A remarkable feature of the work is the concrete buckets. Instead of the usual yard or half-yard of concrete, they carry five yards of it—a really great advance in handling this material. The big buckets, loaded, weigh approximately twelve tons. The narrow-gage railway that carries them from the mixing plant to the job is operated by gasoline locomotives, and once on the job, the huge buckets are handled to the points of discharge by means of a cableway.
The two cableways themselves are engineering works of no mean importance. The span over which they handle the huge concrete buckets, and have handled steel, forms, and all other materials for the job, is 800 feet. Naturally, in transporting loads of twelve tons and upward over a span of 800 feet, the towers of the cableways had to be something better than the customary portable wooden towers of knockdown type.
Large Steel Towers for Cableways
These towers were built of steel especially for the job, and operate along the east and west faces of the work on tracks. They are 85 feet high, and 36 x 50 feet at the base, with a lifting capacity of 18 tons. They have handled all the material placed on the job so far, and by means of their use, the site has been kept clear of all temporary structures except the forms for the concrete.
The use of extremely large buckets and cableways has resulted in great economy of time and material, in spite of the greater initial outlay. The system has proven itself very efficient, and the only fault to be found with it is the personal factor of carelessness. When workmen are so careless as to allow the 12ton buckets to swing against the forms, these are naturally wrecked.
Problem of Water in Excavated Ledges
Aside from this no engineering difficulties were encountered except in flooring the clear water reservoir. The original plan, based on the depth at which rock was found, was that a thin layer of concrete should be laid over the rock. When excavation was complete, however, the rock was found in broken ledges, through which water was seeping in such a quantity as to seriously endanger the work.

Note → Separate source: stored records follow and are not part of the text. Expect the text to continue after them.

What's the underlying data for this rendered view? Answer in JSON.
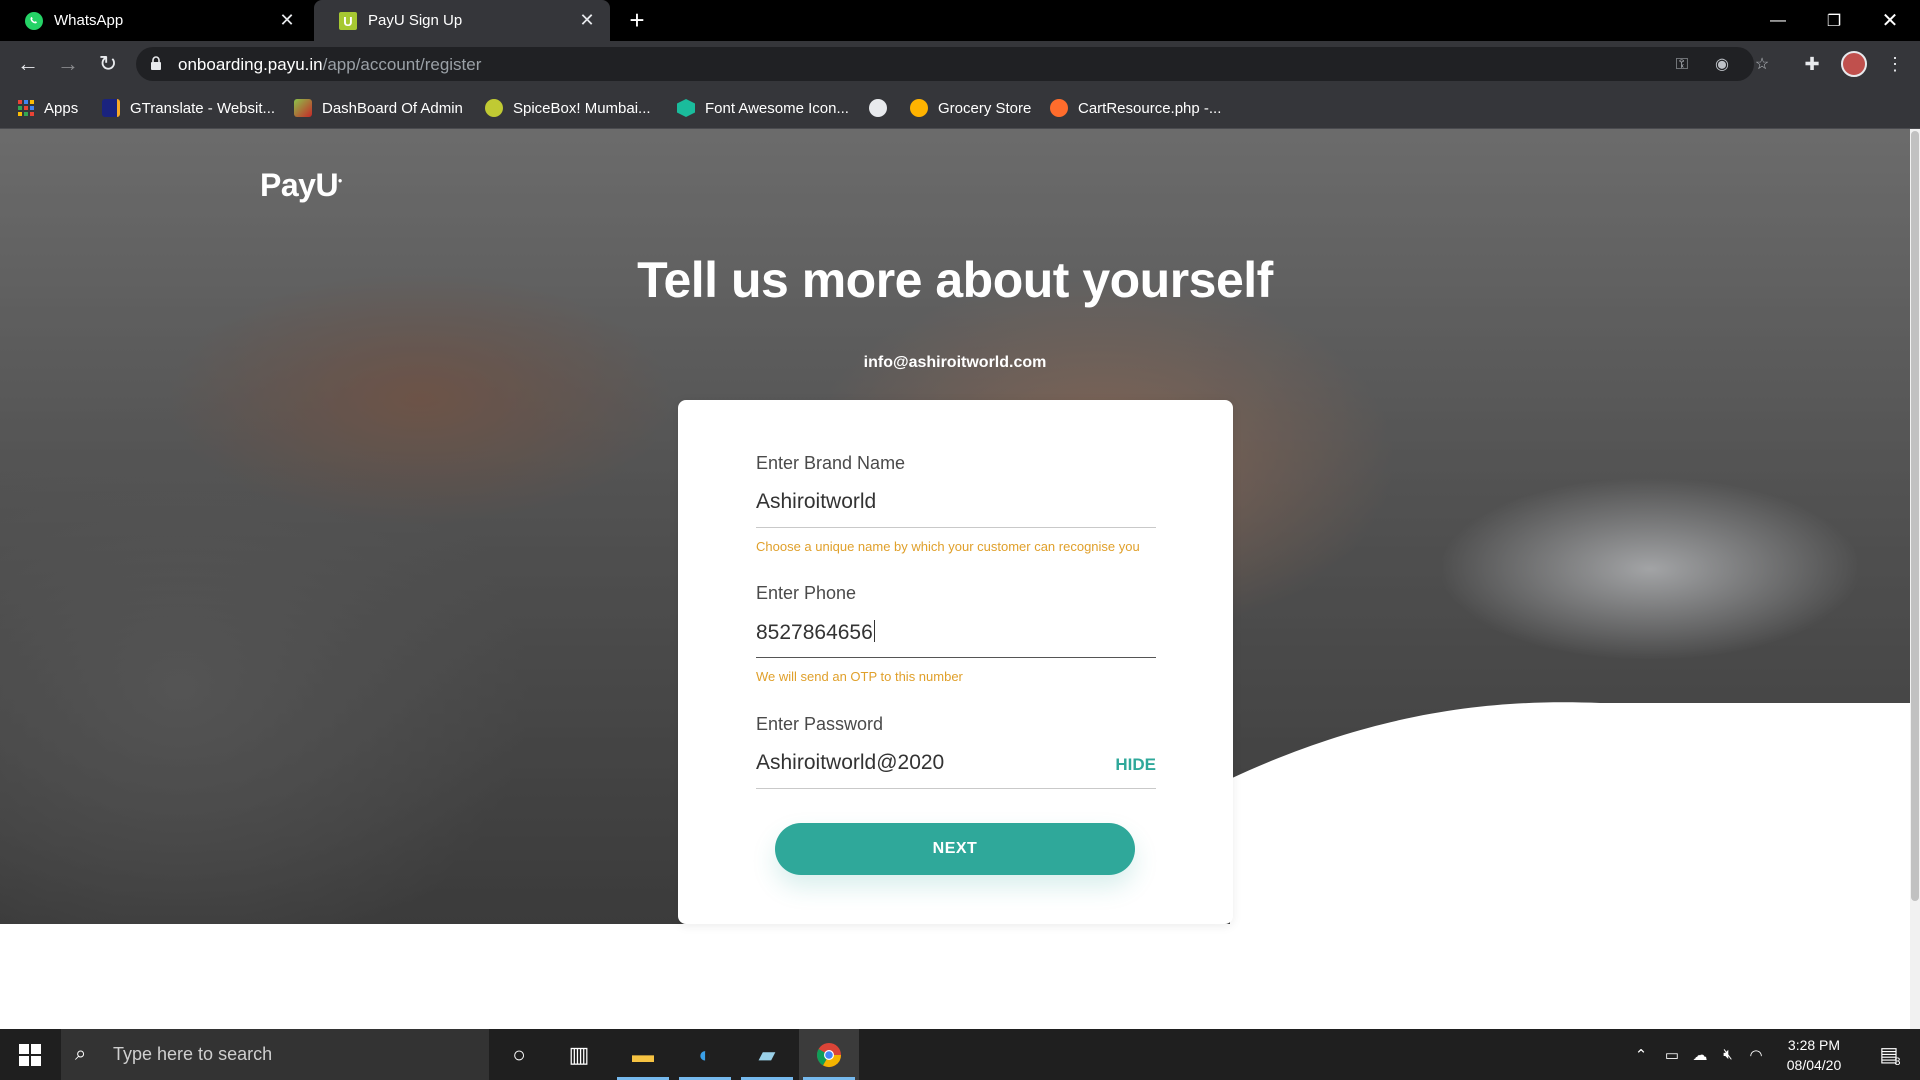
{
  "tabs": [
    {
      "title": "WhatsApp",
      "icon": "whatsapp-icon",
      "active": false
    },
    {
      "title": "PayU Sign Up",
      "icon": "payu-icon",
      "active": true
    }
  ],
  "omnibox": {
    "domain": "onboarding.payu.in",
    "path": "/app/account/register"
  },
  "bookmarks": [
    {
      "label": "Apps",
      "icon": "apps-grid-icon",
      "color": "#4285f4"
    },
    {
      "label": "GTranslate - Websit...",
      "icon": "gtranslate-icon",
      "color": "#1a237e"
    },
    {
      "label": "DashBoard Of Admin",
      "icon": "dashboard-icon",
      "color": "#8bc34a"
    },
    {
      "label": "SpiceBox! Mumbai...",
      "icon": "spicebox-icon",
      "color": "#c0ca33"
    },
    {
      "label": "Font Awesome Icon...",
      "icon": "font-awesome-icon",
      "color": "#1abc9c"
    },
    {
      "label": "",
      "icon": "globe-icon",
      "color": "#e8eaed"
    },
    {
      "label": "Grocery Store",
      "icon": "grocery-icon",
      "color": "#ffb300"
    },
    {
      "label": "CartResource.php -...",
      "icon": "cpanel-icon",
      "color": "#ff6c2c"
    }
  ],
  "page": {
    "logo": "PayU",
    "headline": "Tell us more about yourself",
    "email": "info@ashiroitworld.com",
    "form": {
      "brand": {
        "label": "Enter Brand Name",
        "value": "Ashiroitworld",
        "hint": "Choose a unique name by which your customer can recognise you"
      },
      "phone": {
        "label": "Enter Phone",
        "value": "8527864656",
        "hint": "We will send an OTP to this number"
      },
      "password": {
        "label": "Enter Password",
        "value": "Ashiroitworld@2020",
        "toggle": "HIDE"
      },
      "next_label": "NEXT"
    }
  },
  "taskbar": {
    "search_placeholder": "Type here to search",
    "time": "3:28 PM",
    "date": "08/04/20",
    "notification_count": "3"
  },
  "colors": {
    "accent": "#2fa89a",
    "hint": "#e0a02b",
    "chrome": "#35363a"
  }
}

Grouting would have done nothing more than to force the water back into the seams, giving a vigorous upward pressure on the bottom of the floor at all times, a pressure the floor and the weight of the columns and roof were by no means prepared to stand.

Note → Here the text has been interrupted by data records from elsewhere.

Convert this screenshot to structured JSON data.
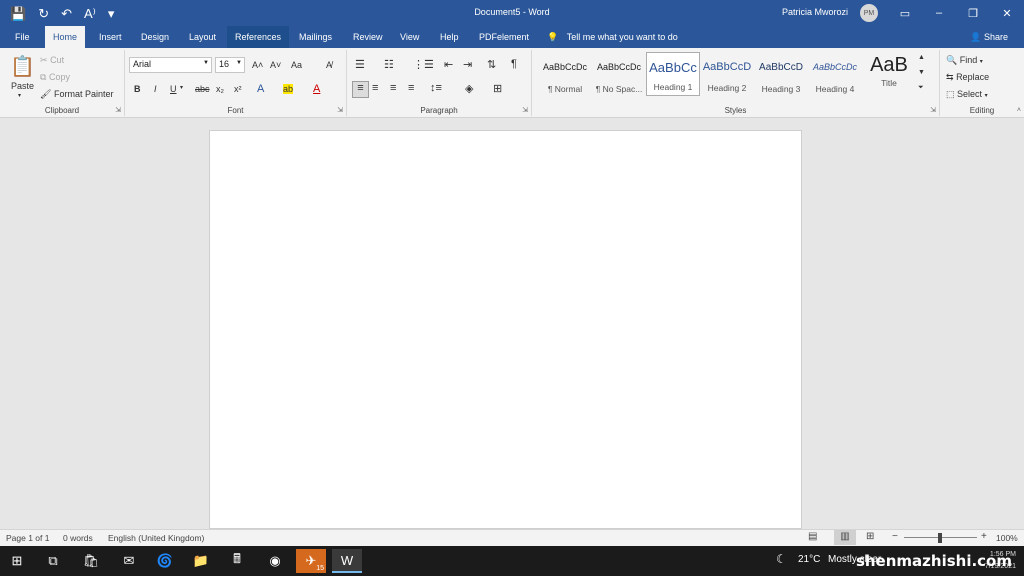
{
  "window": {
    "title": "Document5  -  Word",
    "user_name": "Patricia Mworozi",
    "user_initials": "PM"
  },
  "qat": {
    "save_icon": "💾",
    "undo_icon": "↶",
    "redo_icon": "↻",
    "read_aloud_icon": "A⁾",
    "customize_icon": "▾"
  },
  "menu_tabs": {
    "file": "File",
    "home": "Home",
    "insert": "Insert",
    "design": "Design",
    "layout": "Layout",
    "references": "References",
    "mailings": "Mailings",
    "review": "Review",
    "view": "View",
    "help": "Help",
    "pdfelement": "PDFelement",
    "tell_me": "Tell me what you want to do",
    "share": "Share"
  },
  "clipboard": {
    "paste": "Paste",
    "cut": "Cut",
    "copy": "Copy",
    "format_painter": "Format Painter",
    "label": "Clipboard"
  },
  "font": {
    "family": "Arial",
    "size": "16",
    "label": "Font",
    "bold": "B",
    "italic": "I",
    "underline": "U",
    "strikethrough": "abc",
    "subscript": "x₂",
    "superscript": "x²",
    "grow": "A˄",
    "shrink": "A˅",
    "change_case": "Aa",
    "text_effects": "A",
    "highlight": "ab",
    "font_color": "A",
    "clear": "A̸"
  },
  "paragraph": {
    "label": "Paragraph",
    "show_marks": "¶"
  },
  "styles": {
    "label": "Styles",
    "items": [
      {
        "preview": "AaBbCcDc",
        "name": "¶ Normal"
      },
      {
        "preview": "AaBbCcDc",
        "name": "¶ No Spac..."
      },
      {
        "preview": "AaBbCc",
        "name": "Heading 1"
      },
      {
        "preview": "AaBbCcD",
        "name": "Heading 2"
      },
      {
        "preview": "AaBbCcD",
        "name": "Heading 3"
      },
      {
        "preview": "AaBbCcDc",
        "name": "Heading 4"
      },
      {
        "preview": "AaB",
        "name": "Title"
      }
    ]
  },
  "editing": {
    "label": "Editing",
    "find": "Find",
    "replace": "Replace",
    "select": "Select"
  },
  "status": {
    "page": "Page 1 of 1",
    "words": "0 words",
    "language": "English (United Kingdom)",
    "zoom": "100%"
  },
  "taskbar": {
    "mail_badge": "15",
    "weather": "21°C",
    "weather_desc": "Mostly clear",
    "time": "1:56 PM",
    "date": "7/19/2021",
    "watermark": "shenmazhishi.com"
  }
}
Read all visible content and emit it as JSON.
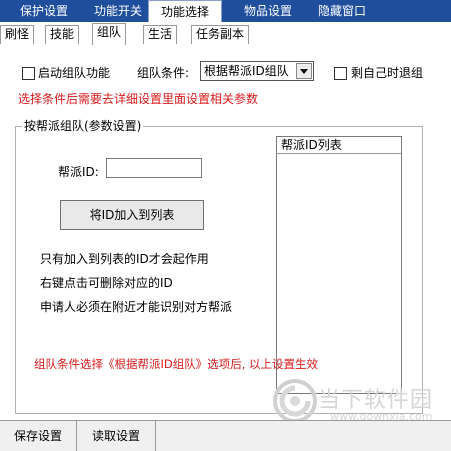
{
  "top_menu": [
    "保护设置",
    "功能开关",
    "功能选择",
    "物品设置",
    "隐藏窗口"
  ],
  "sub_tabs": [
    "刷怪",
    "技能",
    "组队",
    "生活",
    "任务副本"
  ],
  "panel": {
    "enable_team_label": "启动组队功能",
    "condition_label": "组队条件:",
    "condition_value": "根据帮派ID组队",
    "leave_alone_label": "剩自己时退组",
    "hint": "选择条件后需要去详细设置里面设置相关参数",
    "group_title": "按帮派组队(参数设置)",
    "guild_id_label": "帮派ID:",
    "guild_id_value": "",
    "add_button": "将ID加入到列表",
    "note1": "只有加入到列表的ID才会起作用",
    "note2": "右键点击可删除对应的ID",
    "note3": "申请人必须在附近才能识别对方帮派",
    "list_header": "帮派ID列表",
    "footer_hint": "组队条件选择《根据帮派ID组队》选项后, 以上设置生效"
  },
  "watermark": {
    "cn": "当下软件园",
    "url": "www.downxia.com"
  },
  "bottom": {
    "save": "保存设置",
    "load": "读取设置"
  },
  "colors": {
    "menu_bg": "#1f4e9c",
    "red_text": "#d81b1b"
  }
}
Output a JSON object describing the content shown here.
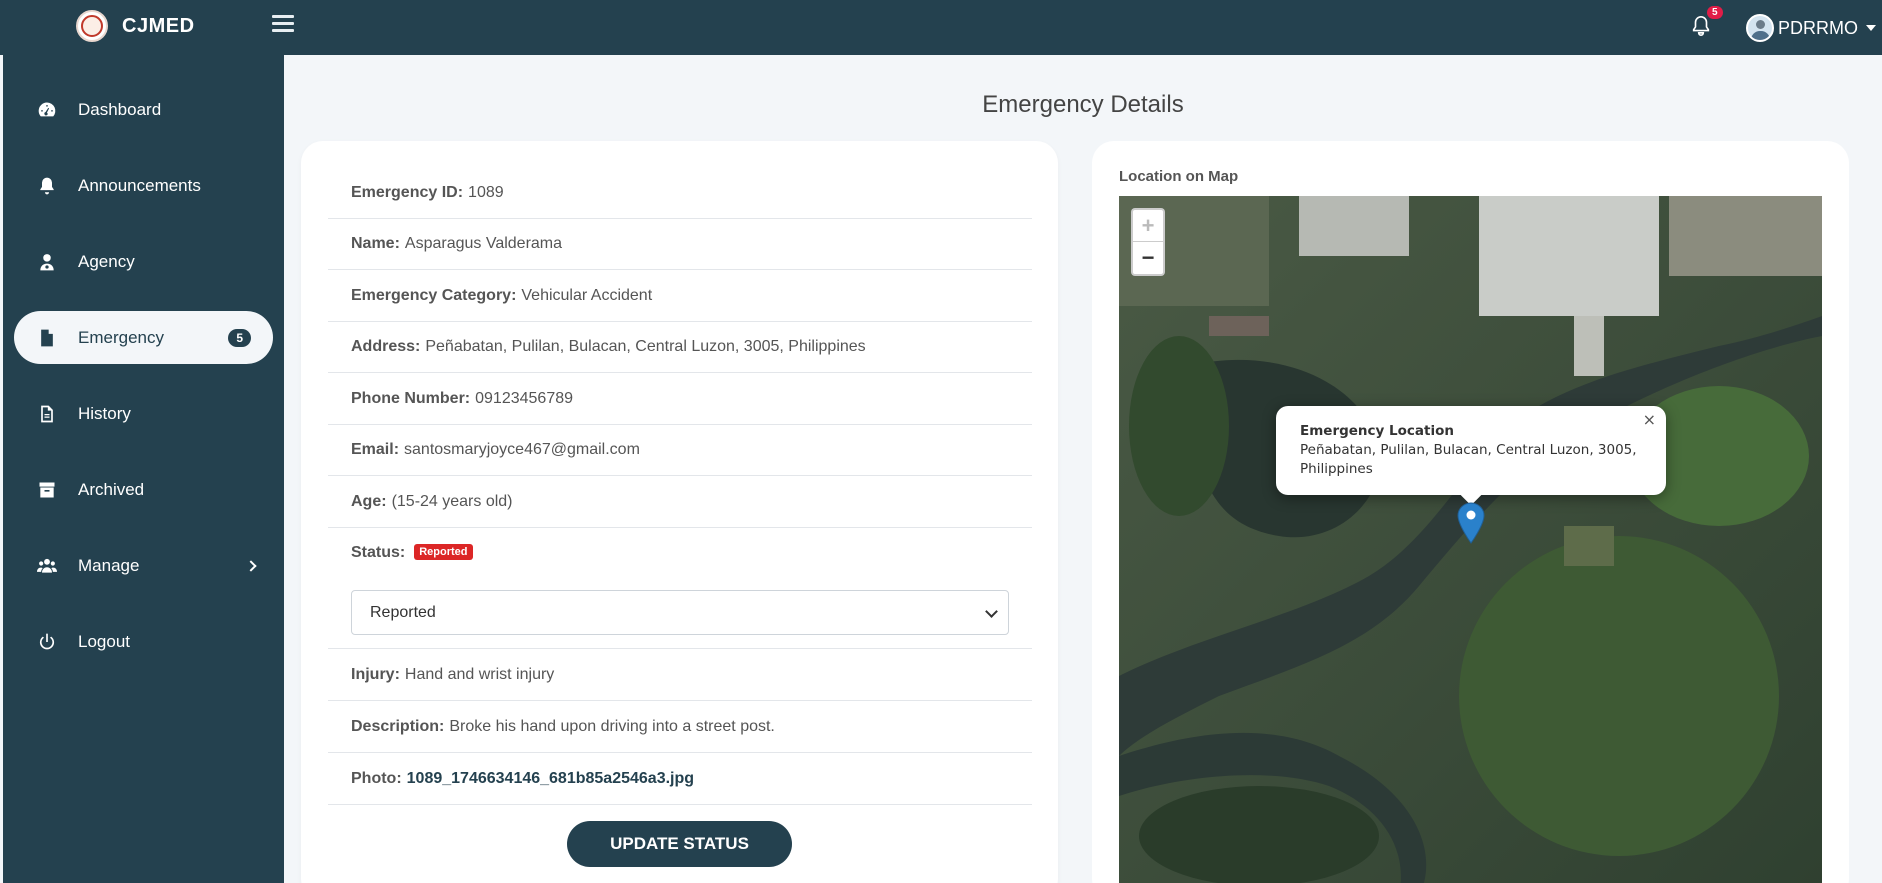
{
  "brand": {
    "name": "CJMED"
  },
  "header": {
    "notification_count": "5",
    "user_name": "PDRRMO",
    "icons": {
      "menu": "hamburger-icon",
      "bell": "bell-icon",
      "avatar": "user-avatar",
      "dropdown": "caret-down-icon"
    }
  },
  "sidebar": {
    "items": [
      {
        "label": "Dashboard",
        "icon": "tachometer-icon"
      },
      {
        "label": "Announcements",
        "icon": "bell-icon"
      },
      {
        "label": "Agency",
        "icon": "user-doctor-icon"
      },
      {
        "label": "Emergency",
        "icon": "file-icon",
        "badge": "5",
        "active": true
      },
      {
        "label": "History",
        "icon": "file-lines-icon"
      },
      {
        "label": "Archived",
        "icon": "archive-icon"
      },
      {
        "label": "Manage",
        "icon": "users-icon"
      },
      {
        "label": "Logout",
        "icon": "power-icon"
      }
    ]
  },
  "page": {
    "title": "Emergency Details"
  },
  "details": {
    "id": {
      "label": "Emergency ID:",
      "value": "1089"
    },
    "name": {
      "label": "Name:",
      "value": "Asparagus Valderama"
    },
    "category": {
      "label": "Emergency Category:",
      "value": "Vehicular Accident"
    },
    "address": {
      "label": "Address:",
      "value": "Peñabatan, Pulilan, Bulacan, Central Luzon, 3005, Philippines"
    },
    "phone": {
      "label": "Phone Number:",
      "value": "09123456789"
    },
    "email": {
      "label": "Email:",
      "value": "santosmaryjoyce467@gmail.com"
    },
    "age": {
      "label": "Age:",
      "value": "(15-24 years old)"
    },
    "status": {
      "label": "Status:",
      "badge": "Reported",
      "select_value": "Reported"
    },
    "injury": {
      "label": "Injury:",
      "value": "Hand and wrist injury"
    },
    "description": {
      "label": "Description:",
      "value": "Broke his hand upon driving into a street post."
    },
    "photo": {
      "label": "Photo:",
      "value": "1089_1746634146_681b85a2546a3.jpg"
    },
    "update_button": "UPDATE STATUS"
  },
  "map": {
    "label": "Location on Map",
    "zoom_in": "+",
    "zoom_out": "−",
    "popup_title": "Emergency Location",
    "popup_text": "Peñabatan, Pulilan, Bulacan, Central Luzon, 3005, Philippines",
    "popup_close": "×",
    "colors": {
      "marker": "#2a81cb",
      "badge": "#dc2626",
      "primary": "#24414f"
    }
  }
}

How the Difficulty Was Met
The difficulty was overcome by the ingenious method of constructing a series of French drains of loose rock at the seams where the seepage was occurring and leading them to a central point. The thickness of the floor was slightly increased at the same time. All along the drains vertical galvanized wrought iron pipes were let through the floor slabs in order that the drains might be observed in action. When the work is completed, these will be plugged or used as points for the application of grout, as the drains will no longer be necessary. The clear water reservoir will seldom, if ever, be emptied, and the pressure of the water in it will easily counterbalance any upward pressure from the seepage.
The work on the new filtration plant is about 75 per cent, completed. It is expected that the plant will be in operation by the fall of 1925. The filter units of the plant will be 33 x 50 feet, with a rated capacity of four million gallons per 24 hours, and capable of 50 per cent, overload. It is not expected that the plant will be worked to its fullest capacity by the present use of water in Buffalo, but as this is rapidly increasing, there is no doubt that it will all be needed in a few years.
Plans for Doubling Capacity in Future
The treated water conduit at the east of the coagulating basin is provided with a horizontal floor midway between the top and bottom, in order that the filter plant may be extended to double its present capacity at some future date without in any way interfering with its operation.
A similar arrangement is made in the settled water conduit leading to the gallery flumes.